━━━ Source material ━━━
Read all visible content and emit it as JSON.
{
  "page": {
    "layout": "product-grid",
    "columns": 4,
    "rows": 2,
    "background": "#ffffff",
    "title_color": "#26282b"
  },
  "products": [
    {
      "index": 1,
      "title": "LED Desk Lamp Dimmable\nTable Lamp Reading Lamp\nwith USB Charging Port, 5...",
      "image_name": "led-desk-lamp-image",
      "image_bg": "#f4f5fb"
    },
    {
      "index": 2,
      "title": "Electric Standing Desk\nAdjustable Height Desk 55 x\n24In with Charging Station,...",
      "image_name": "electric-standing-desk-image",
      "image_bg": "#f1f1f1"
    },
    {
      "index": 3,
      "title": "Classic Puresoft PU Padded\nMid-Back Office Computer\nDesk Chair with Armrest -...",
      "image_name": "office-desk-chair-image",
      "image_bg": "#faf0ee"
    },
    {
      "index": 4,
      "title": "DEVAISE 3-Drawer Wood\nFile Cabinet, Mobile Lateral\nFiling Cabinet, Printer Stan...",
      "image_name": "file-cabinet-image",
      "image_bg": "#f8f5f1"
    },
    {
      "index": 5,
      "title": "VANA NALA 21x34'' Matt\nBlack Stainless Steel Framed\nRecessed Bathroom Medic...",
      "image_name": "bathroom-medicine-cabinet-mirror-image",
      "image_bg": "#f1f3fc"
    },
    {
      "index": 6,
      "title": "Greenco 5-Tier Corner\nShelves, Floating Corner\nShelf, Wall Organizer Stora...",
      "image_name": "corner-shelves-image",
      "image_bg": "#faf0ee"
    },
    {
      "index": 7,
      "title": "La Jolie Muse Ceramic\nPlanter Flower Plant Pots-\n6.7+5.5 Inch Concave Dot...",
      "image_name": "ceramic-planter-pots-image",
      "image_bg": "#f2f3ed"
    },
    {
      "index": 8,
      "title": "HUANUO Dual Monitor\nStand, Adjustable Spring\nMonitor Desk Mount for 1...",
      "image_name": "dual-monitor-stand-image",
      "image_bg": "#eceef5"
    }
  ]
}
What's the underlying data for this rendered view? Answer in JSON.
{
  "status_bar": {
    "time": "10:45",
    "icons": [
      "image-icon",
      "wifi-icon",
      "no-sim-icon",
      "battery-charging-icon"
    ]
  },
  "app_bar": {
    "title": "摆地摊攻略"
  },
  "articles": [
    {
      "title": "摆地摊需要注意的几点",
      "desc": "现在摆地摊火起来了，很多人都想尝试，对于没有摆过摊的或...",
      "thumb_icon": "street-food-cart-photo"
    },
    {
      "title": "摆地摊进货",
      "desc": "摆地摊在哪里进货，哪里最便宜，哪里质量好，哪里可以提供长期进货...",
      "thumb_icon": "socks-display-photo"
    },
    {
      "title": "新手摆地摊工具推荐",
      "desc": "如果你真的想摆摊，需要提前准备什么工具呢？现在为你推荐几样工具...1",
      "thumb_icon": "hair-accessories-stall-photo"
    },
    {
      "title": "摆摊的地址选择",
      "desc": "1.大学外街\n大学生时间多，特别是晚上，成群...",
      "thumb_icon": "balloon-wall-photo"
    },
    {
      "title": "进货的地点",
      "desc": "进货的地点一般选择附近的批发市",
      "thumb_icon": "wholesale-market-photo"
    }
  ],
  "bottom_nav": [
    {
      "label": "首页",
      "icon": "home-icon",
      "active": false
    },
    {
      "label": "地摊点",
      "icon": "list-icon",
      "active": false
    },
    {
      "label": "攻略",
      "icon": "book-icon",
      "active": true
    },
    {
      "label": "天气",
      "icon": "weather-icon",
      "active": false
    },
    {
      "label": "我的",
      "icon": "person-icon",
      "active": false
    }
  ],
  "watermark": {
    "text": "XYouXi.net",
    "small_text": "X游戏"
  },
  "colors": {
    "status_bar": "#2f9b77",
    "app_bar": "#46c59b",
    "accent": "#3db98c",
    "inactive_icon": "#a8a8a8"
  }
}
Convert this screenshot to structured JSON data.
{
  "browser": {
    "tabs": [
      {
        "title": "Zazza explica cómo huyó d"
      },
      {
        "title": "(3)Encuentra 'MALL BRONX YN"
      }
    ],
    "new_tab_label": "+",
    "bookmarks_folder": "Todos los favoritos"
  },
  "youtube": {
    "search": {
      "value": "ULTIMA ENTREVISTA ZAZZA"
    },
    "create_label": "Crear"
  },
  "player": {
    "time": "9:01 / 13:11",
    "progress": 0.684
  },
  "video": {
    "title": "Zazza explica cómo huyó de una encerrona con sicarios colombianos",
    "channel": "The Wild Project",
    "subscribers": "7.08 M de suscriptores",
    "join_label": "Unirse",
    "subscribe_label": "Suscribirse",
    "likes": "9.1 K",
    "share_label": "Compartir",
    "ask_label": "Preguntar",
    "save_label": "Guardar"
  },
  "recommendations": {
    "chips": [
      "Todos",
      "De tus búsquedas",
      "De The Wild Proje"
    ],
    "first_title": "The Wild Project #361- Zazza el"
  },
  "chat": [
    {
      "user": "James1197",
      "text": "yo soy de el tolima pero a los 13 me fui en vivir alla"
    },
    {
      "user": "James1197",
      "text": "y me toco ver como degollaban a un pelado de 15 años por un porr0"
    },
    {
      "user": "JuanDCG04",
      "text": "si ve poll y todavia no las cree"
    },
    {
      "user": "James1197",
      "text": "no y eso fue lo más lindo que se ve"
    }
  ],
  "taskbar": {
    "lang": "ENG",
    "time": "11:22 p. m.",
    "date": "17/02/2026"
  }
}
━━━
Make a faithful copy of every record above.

Read all visible content and emit it as JSON.
{
  "page": {
    "layout": "product-grid",
    "columns": 4,
    "rows": 2,
    "background": "#ffffff",
    "title_color": "#26282b"
  },
  "products": [
    {
      "index": 1,
      "title": "LED Desk Lamp Dimmable\nTable Lamp Reading Lamp\nwith USB Charging Port, 5...",
      "image_name": "led-desk-lamp-image",
      "image_bg": "#f4f5fb"
    },
    {
      "index": 2,
      "title": "Electric Standing Desk\nAdjustable Height Desk 55 x\n24In with Charging Station,...",
      "image_name": "electric-standing-desk-image",
      "image_bg": "#f1f1f1"
    },
    {
      "index": 3,
      "title": "Classic Puresoft PU Padded\nMid-Back Office Computer\nDesk Chair with Armrest -...",
      "image_name": "office-desk-chair-image",
      "image_bg": "#faf0ee"
    },
    {
      "index": 4,
      "title": "DEVAISE 3-Drawer Wood\nFile Cabinet, Mobile Lateral\nFiling Cabinet, Printer Stan...",
      "image_name": "file-cabinet-image",
      "image_bg": "#f8f5f1"
    },
    {
      "index": 5,
      "title": "VANA NALA 21x34'' Matt\nBlack Stainless Steel Framed\nRecessed Bathroom Medic...",
      "image_name": "bathroom-medicine-cabinet-mirror-image",
      "image_bg": "#f1f3fc"
    },
    {
      "index": 6,
      "title": "Greenco 5-Tier Corner\nShelves, Floating Corner\nShelf, Wall Organizer Stora...",
      "image_name": "corner-shelves-image",
      "image_bg": "#faf0ee"
    },
    {
      "index": 7,
      "title": "La Jolie Muse Ceramic\nPlanter Flower Plant Pots-\n6.7+5.5 Inch Concave Dot...",
      "image_name": "ceramic-planter-pots-image",
      "image_bg": "#f2f3ed"
    },
    {
      "index": 8,
      "title": "HUANUO Dual Monitor\nStand, Adjustable Spring\nMonitor Desk Mount for 1...",
      "image_name": "dual-monitor-stand-image",
      "image_bg": "#eceef5"
    }
  ]
}
What's the underlying data for this rendered view? Answer in JSON.
{
  "status_bar": {
    "time": "10:45",
    "icons": [
      "image-icon",
      "wifi-icon",
      "no-sim-icon",
      "battery-charging-icon"
    ]
  },
  "app_bar": {
    "title": "摆地摊攻略"
  },
  "articles": [
    {
      "title": "摆地摊需要注意的几点",
      "desc": "现在摆地摊火起来了，很多人都想尝试，对于没有摆过摊的或...",
      "thumb_icon": "street-food-cart-photo"
    },
    {
      "title": "摆地摊进货",
      "desc": "摆地摊在哪里进货，哪里最便宜，哪里质量好，哪里可以提供长期进货...",
      "thumb_icon": "socks-display-photo"
    },
    {
      "title": "新手摆地摊工具推荐",
      "desc": "如果你真的想摆摊，需要提前准备什么工具呢？现在为你推荐几样工具...1",
      "thumb_icon": "hair-accessories-stall-photo"
    },
    {
      "title": "摆摊的地址选择",
      "desc": "1.大学外街\n大学生时间多，特别是晚上，成群...",
      "thumb_icon": "balloon-wall-photo"
    },
    {
      "title": "进货的地点",
      "desc": "进货的地点一般选择附近的批发市",
      "thumb_icon": "wholesale-market-photo"
    }
  ],
  "bottom_nav": [
    {
      "label": "首页",
      "icon": "home-icon",
      "active": false
    },
    {
      "label": "地摊点",
      "icon": "list-icon",
      "active": false
    },
    {
      "label": "攻略",
      "icon": "book-icon",
      "active": true
    },
    {
      "label": "天气",
      "icon": "weather-icon",
      "active": false
    },
    {
      "label": "我的",
      "icon": "person-icon",
      "active": false
    }
  ],
  "watermark": {
    "text": "XYouXi.net",
    "small_text": "X游戏"
  },
  "colors": {
    "status_bar": "#2f9b77",
    "app_bar": "#46c59b",
    "accent": "#3db98c",
    "inactive_icon": "#a8a8a8"
  }
}
Convert this screenshot to structured JSON data.
{
  "browser": {
    "tabs": [
      {
        "title": "Zazza explica cómo huyó d"
      },
      {
        "title": "(3)Encuentra 'MALL BRONX YN"
      }
    ],
    "new_tab_label": "+",
    "bookmarks_folder": "Todos los favoritos"
  },
  "youtube": {
    "search": {
      "value": "ULTIMA ENTREVISTA ZAZZA"
    },
    "create_label": "Crear"
  },
  "player": {
    "time": "9:01 / 13:11",
    "progress": 0.684
  },
  "video": {
    "title": "Zazza explica cómo huyó de una encerrona con sicarios colombianos",
    "channel": "The Wild Project",
    "subscribers": "7.08 M de suscriptores",
    "join_label": "Unirse",
    "subscribe_label": "Suscribirse",
    "likes": "9.1 K",
    "share_label": "Compartir",
    "ask_label": "Preguntar",
    "save_label": "Guardar"
  },
  "recommendations": {
    "chips": [
      "Todos",
      "De tus búsquedas",
      "De The Wild Proje"
    ],
    "first_title": "The Wild Project #361- Zazza el"
  },
  "chat": [
    {
      "user": "James1197",
      "text": "yo soy de el tolima pero a los 13 me fui en vivir alla"
    },
    {
      "user": "James1197",
      "text": "y me toco ver como degollaban a un pelado de 15 años por un porr0"
    },
    {
      "user": "JuanDCG04",
      "text": "si ve poll y todavia no las cree"
    },
    {
      "user": "James1197",
      "text": "no y eso fue lo más lindo que se ve"
    }
  ],
  "taskbar": {
    "lang": "ENG",
    "time": "11:22 p. m.",
    "date": "17/02/2026"
  }
}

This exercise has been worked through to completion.